I have frozen the India programme at current levels until 2015. Working closely with the Government of India, we will target our support on three of the poorest states. Our programme will change to reflect the importance of the role of the private sector.

Despite the undoubted poverty in India, the Indian Government have nuclear weapons, a space programme and their own programme for foreign aid. What can we do to encourage the Indian Government to spend more money on the things that they should spend money on, rather than on the things that they want?

My hon. Friend is right to ask whether India has reached the point where we should end our development programme. Our judgment is that we are not there yet. As she said, India has more poor people than the whole of sub-Saharan Africa. It also has the biggest Government-led pro-poor, anti-poverty programme anywhere in the world, and through our programme, we are strongly encouraging more of the same.

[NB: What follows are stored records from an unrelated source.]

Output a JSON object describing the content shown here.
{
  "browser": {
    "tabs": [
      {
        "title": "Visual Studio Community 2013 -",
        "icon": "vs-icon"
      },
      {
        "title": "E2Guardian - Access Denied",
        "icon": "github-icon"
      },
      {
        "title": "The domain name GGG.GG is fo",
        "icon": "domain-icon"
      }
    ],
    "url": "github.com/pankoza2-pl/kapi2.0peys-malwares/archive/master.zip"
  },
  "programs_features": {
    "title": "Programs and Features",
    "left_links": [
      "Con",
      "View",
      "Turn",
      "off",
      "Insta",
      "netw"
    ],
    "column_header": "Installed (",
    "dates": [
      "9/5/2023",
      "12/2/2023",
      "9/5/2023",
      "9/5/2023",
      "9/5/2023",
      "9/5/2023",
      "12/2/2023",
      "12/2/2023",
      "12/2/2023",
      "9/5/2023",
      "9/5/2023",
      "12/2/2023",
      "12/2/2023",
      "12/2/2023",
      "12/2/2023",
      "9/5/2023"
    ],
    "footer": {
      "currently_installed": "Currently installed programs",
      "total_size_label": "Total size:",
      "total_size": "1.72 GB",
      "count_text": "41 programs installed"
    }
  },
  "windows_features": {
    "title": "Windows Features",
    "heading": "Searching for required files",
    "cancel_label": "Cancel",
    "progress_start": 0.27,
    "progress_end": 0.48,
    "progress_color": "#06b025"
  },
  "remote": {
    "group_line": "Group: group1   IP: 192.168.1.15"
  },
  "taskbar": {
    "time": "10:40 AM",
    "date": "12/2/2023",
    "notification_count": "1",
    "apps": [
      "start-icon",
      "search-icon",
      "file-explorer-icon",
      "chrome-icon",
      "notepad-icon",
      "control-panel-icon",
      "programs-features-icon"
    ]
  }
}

Will the Secretary of State outline what representations he has received from the Indian Government about his plans to spend 50% of DFID money on the private sector? Is that an aspiration only for India, or is it for other developing countries too?

As the hon. Gentleman will know, the nature of development is to try to move countries off welfare development on to pro-poor, private sector investment, as that is something that helps poor people to lift themselves out of poverty. The decisions on the Indian programme were made in close consultation with the Indian Government, and take account of our priorities and theirs as well.